I’ve always wanted to like Native American mythology; I’m sympathetic to the grousing that occurs when people realize that so much more time is spent in school on following the exploits of Zeus, Hades, Poseidon, and the gang than on the homegrown gods and monsters native to our own land. Why should we care more about Odysseus’s wanderings around Ithaca when we don’t know about the stories of the Coyote and Opossum?
I have to admit, however, that I get more enjoyment out of the Greek myths and sometimes find Native American myths obscure and difficult to connect with. Some Native American myths seem to be shaggy dog/just so stories and others lack the kind of characterization and dramatic tension that I expect from good storytelling. But I don’t want it to be like this.
One inescapable aspect of this is class and culture. Studying Greek people and their lives, considering the impact their culture has had on Western civilization, has a sort of snob appeal, a feeling that what you’re learning is very important – even if what you’re learning is more or less about a randy sky god impregnating a series of unlucky mortals. Again, this is nothing to be proud of.
When we teach Greek mythology, we also find a nice neat hierarchical set of stories and characters that are easy to quiz (How are Ares and Aphrodite related?), whereas the variety and different tribal traditions that Native American myths come from make the evaluation process more complicated. Somehow, teachers need to have the resources to help students relate not only to a Western heritage that only a percentage of our students experience directly, but also connect with a tradition with direct connection to the land we live on.

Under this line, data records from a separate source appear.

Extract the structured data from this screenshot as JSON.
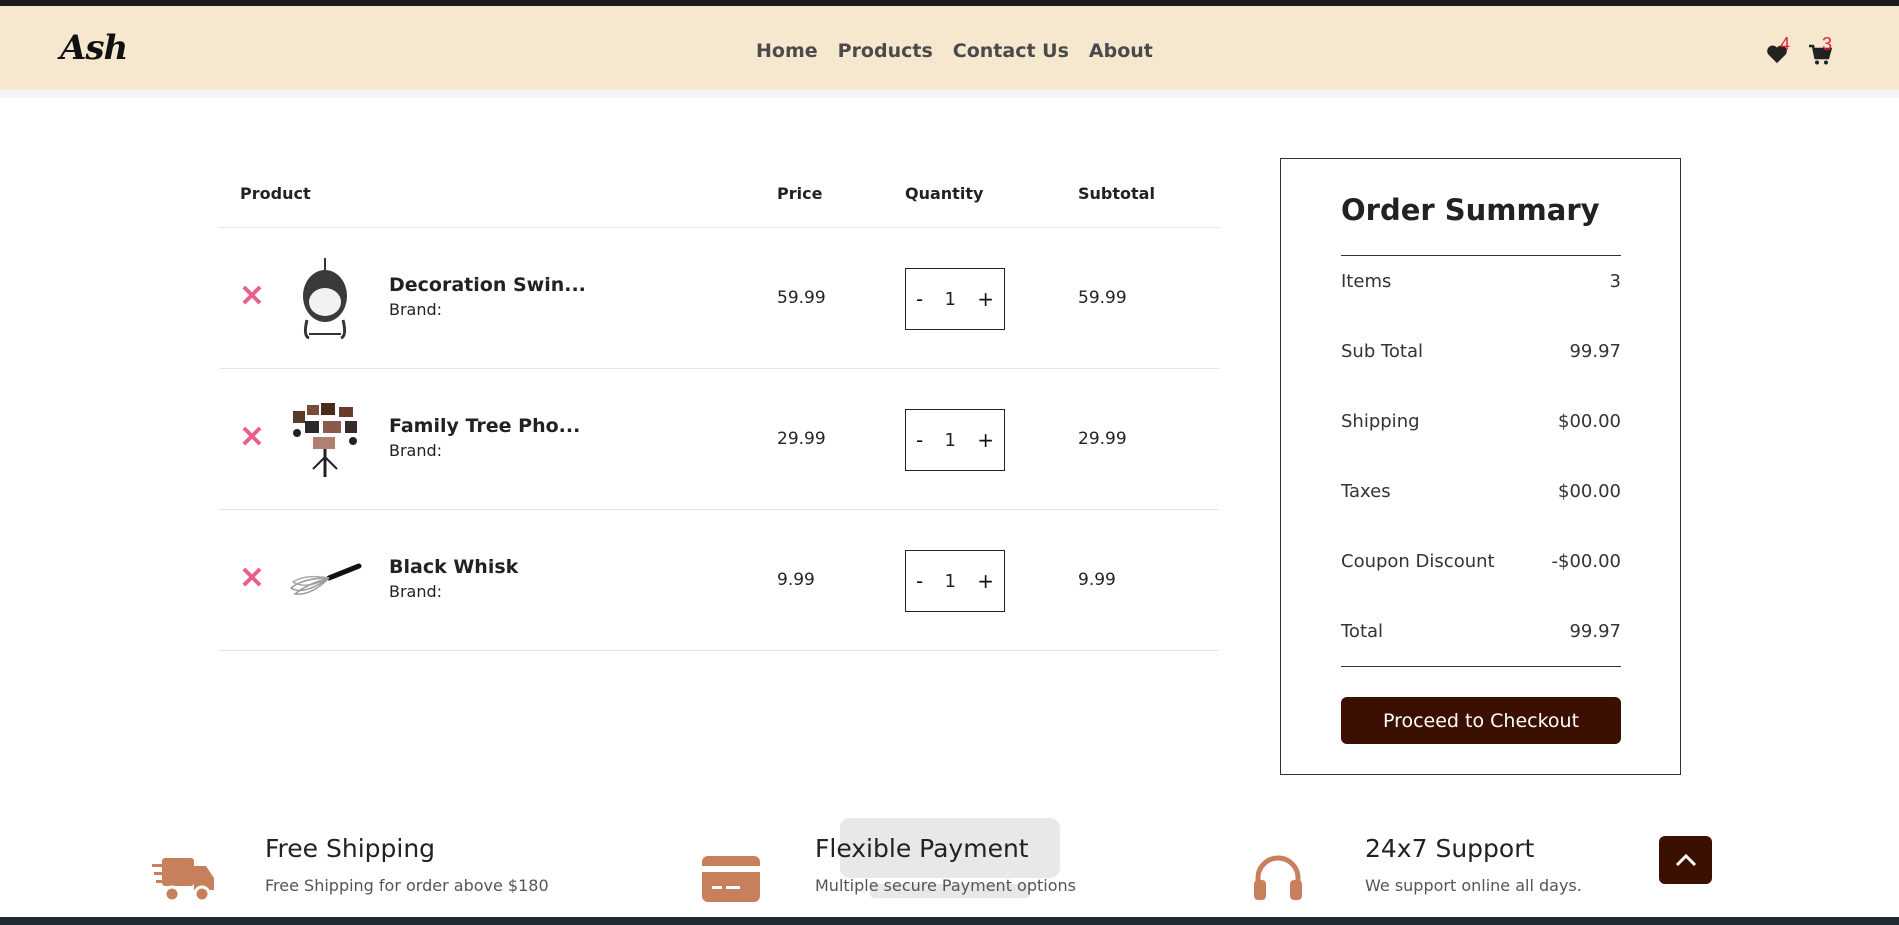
{
  "navbar": {
    "logo": "Ash",
    "links": [
      "Home",
      "Products",
      "Contact Us",
      "About"
    ],
    "wishlist_count": "4",
    "cart_count": "3"
  },
  "cart": {
    "headers": {
      "product": "Product",
      "price": "Price",
      "quantity": "Quantity",
      "subtotal": "Subtotal"
    },
    "items": [
      {
        "name": "Decoration Swin...",
        "brand": "Brand:",
        "price": "59.99",
        "quantity": "1",
        "subtotal": "59.99",
        "image": "swing-chair"
      },
      {
        "name": "Family Tree Pho...",
        "brand": "Brand:",
        "price": "29.99",
        "quantity": "1",
        "subtotal": "29.99",
        "image": "family-tree"
      },
      {
        "name": "Black Whisk",
        "brand": "Brand:",
        "price": "9.99",
        "quantity": "1",
        "subtotal": "9.99",
        "image": "whisk"
      }
    ],
    "minus": "-",
    "plus": "+",
    "remove": "✕"
  },
  "summary": {
    "title": "Order Summary",
    "rows": [
      {
        "label": "Items",
        "value": "3"
      },
      {
        "label": "Sub Total",
        "value": "99.97"
      },
      {
        "label": "Shipping",
        "value": "$00.00"
      },
      {
        "label": "Taxes",
        "value": "$00.00"
      },
      {
        "label": "Coupon Discount",
        "value": "-$00.00"
      },
      {
        "label": "Total",
        "value": "99.97"
      }
    ],
    "checkout_label": "Proceed to Checkout"
  },
  "features": [
    {
      "title": "Free Shipping",
      "desc": "Free Shipping for order above $180",
      "icon": "truck-icon"
    },
    {
      "title": "Flexible Payment",
      "desc": "Multiple secure Payment options",
      "icon": "card-icon"
    },
    {
      "title": "24x7 Support",
      "desc": "We support online all days.",
      "icon": "headphones-icon"
    }
  ],
  "colors": {
    "accent": "#3b1000",
    "navbar_bg": "#f6e7cf",
    "remove": "#e8618c",
    "badge": "#e0223a",
    "feature_icon": "#c8805c"
  }
}
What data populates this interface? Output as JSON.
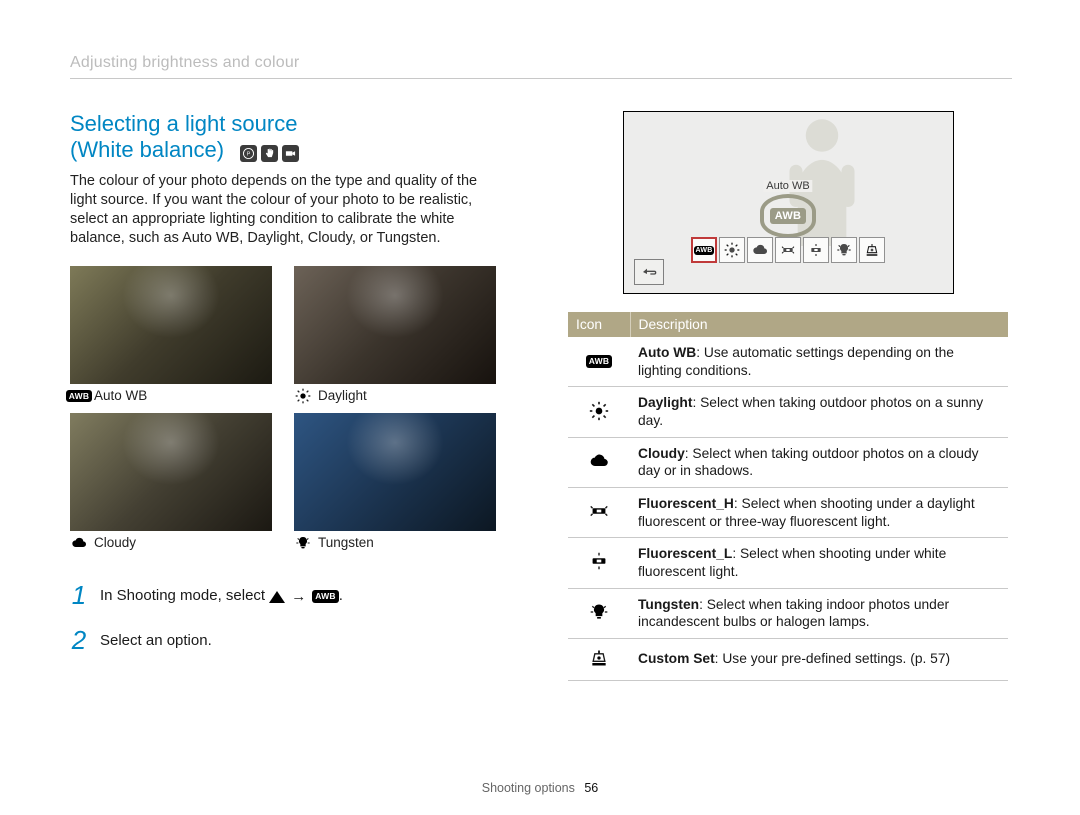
{
  "breadcrumb": "Adjusting brightness and colour",
  "section_title_line1": "Selecting a light source",
  "section_title_line2": "(White balance)",
  "intro": "The colour of your photo depends on the type and quality of the light source. If you want the colour of your photo to be realistic, select an appropriate lighting condition to calibrate the white balance, such as Auto WB, Daylight, Cloudy, or Tungsten.",
  "samples": [
    {
      "label": "Auto WB",
      "icon": "awb-chip-icon"
    },
    {
      "label": "Daylight",
      "icon": "sun-icon"
    },
    {
      "label": "Cloudy",
      "icon": "cloud-icon"
    },
    {
      "label": "Tungsten",
      "icon": "bulb-icon"
    }
  ],
  "steps": [
    {
      "num": "1",
      "text_before": "In Shooting mode, select ",
      "seq": [
        "triangle-up",
        "arrow-right",
        "awb-chip"
      ],
      "text_after": "."
    },
    {
      "num": "2",
      "text_before": "Select an option.",
      "seq": [],
      "text_after": ""
    }
  ],
  "screen": {
    "selected_label": "Auto WB",
    "badge_text": "AWB",
    "tiles": [
      "awb",
      "sun",
      "cloud",
      "fluor-h",
      "fluor-l",
      "bulb",
      "custom"
    ],
    "selected_index": 0
  },
  "table": {
    "head_icon": "Icon",
    "head_desc": "Description",
    "rows": [
      {
        "icon": "awb-chip-icon",
        "term": "Auto WB",
        "desc": ": Use automatic settings depending on the lighting conditions."
      },
      {
        "icon": "sun-icon",
        "term": "Daylight",
        "desc": ": Select when taking outdoor photos on a sunny day."
      },
      {
        "icon": "cloud-icon",
        "term": "Cloudy",
        "desc": ": Select when taking outdoor photos on a cloudy day or in shadows."
      },
      {
        "icon": "fluor-h-icon",
        "term": "Fluorescent_H",
        "desc": ": Select when shooting under a daylight fluorescent or three-way fluorescent light."
      },
      {
        "icon": "fluor-l-icon",
        "term": "Fluorescent_L",
        "desc": ": Select when shooting under white fluorescent light."
      },
      {
        "icon": "bulb-icon",
        "term": "Tungsten",
        "desc": ": Select when taking indoor photos under incandescent bulbs or halogen lamps."
      },
      {
        "icon": "custom-icon",
        "term": "Custom Set",
        "desc": ": Use your pre-defined settings. (p. 57)"
      }
    ]
  },
  "footer_label": "Shooting options",
  "footer_page": "56"
}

The recent graphic novel TRICKSTER by a collection of collaborators is the most successful attempt I’ve seen in quite awhile and yet when paired with a graphic novel version of Greek myth such as Athena: Grey-Eyed Goddess by George O’Connor, you can still see the difficulties mythology teachers face in giving Native American myths their due.
TRICKSTER collects tales from many Native American traditions and employs a pool of artists to enact stories revolving around the Trickster figure in a variety of ways. The Trickster figure sometimes takes an animal form, other times a human form, but in all of them the Trickster uses cleverness or guile to manipulate or defeat stronger or more powerful creatures. Some of the stories seem cartoonish and geared for younger-readers (for instance, “How the Alligator got his Brown, Scaly Skin” is drawn in bright, primary colors and features a cute little bunny rabbit threatening the alligator with “Mr. Trouble”). Other stories have more intricate art and feel geared more towards at least middle school readers (“Rabbit and the Tug of War” is drawn in a beautifully subtle and shadowed monochromatic brown). A school district that had a substantial war chest for books and a desire to connect students to Native American mythology would have ample reason to choose this anthology.
Example of more realistic TRICKSTER art.
Example of cartoony TRICKSTER art.
Other attempts at using pools of artists have often left me feeling cold. The Graphic Classics sets that swoop down on famous writers (such as Ambrose Bierce are the most prominent example of this. The results of these collaborations are often unwieldy and difficult to love. Even when individual parts are strong, others are not so much. TRICKSTER avoids most of these problems, but I still wish TRICKSTER had a more coherent and clearer way to teach the book.
Therefore, if we pair TRICKSTER to the OLYMPIAN series from George O’Connor, I suspect that students will have a hard time not preferring the Greek tales. ZEUS is action-movie intense with big panel scenes of Kronos swinging a giant sickle at a soul-patched Zeus, sprinkled with lots of POWs and BANGs. ATHENA, because her stories are shorter and less elaborate, is a collection of vignettes about Zeus’s daughter and less like a traditional movie arc. Still, O’Connor makes good use of the most dramatic, most superhero-y aspects of Athena’s myths: see Athena spring out of Zeus’s head clad in armor and holding a spear (ouch!); see Athena defeat and skin Pallas the Gigante; see Athena condemn Arachne to a life with 8 legs. Depending on your tastes, the whimsical and more subtle TRICKSTER tales might not be able to compete.
Example of ATHENA art.
When we put the books together, though, we (and hopefully our students) start to see some interesting differences between Greek and Native American myths. The Olympians are constantly battling Zeus’ mother Gaia who is upset at her son’s treatment of the Titans. The Trickster stories, on the other hand, seem much more in tune with nature and less in opposition. In my ideal classroom, I’d have a class set of both books and a request on order for a graphic novel version of the BHAGAVAD-GITA.
Title: Trickster: Native American Tales—A Graphic Collection
Editor: Matt Demicki
Publisher: Fulcrum Books
Color: Full color
Editor: George O’Connor
Publisher: First Second Books
Color: Full color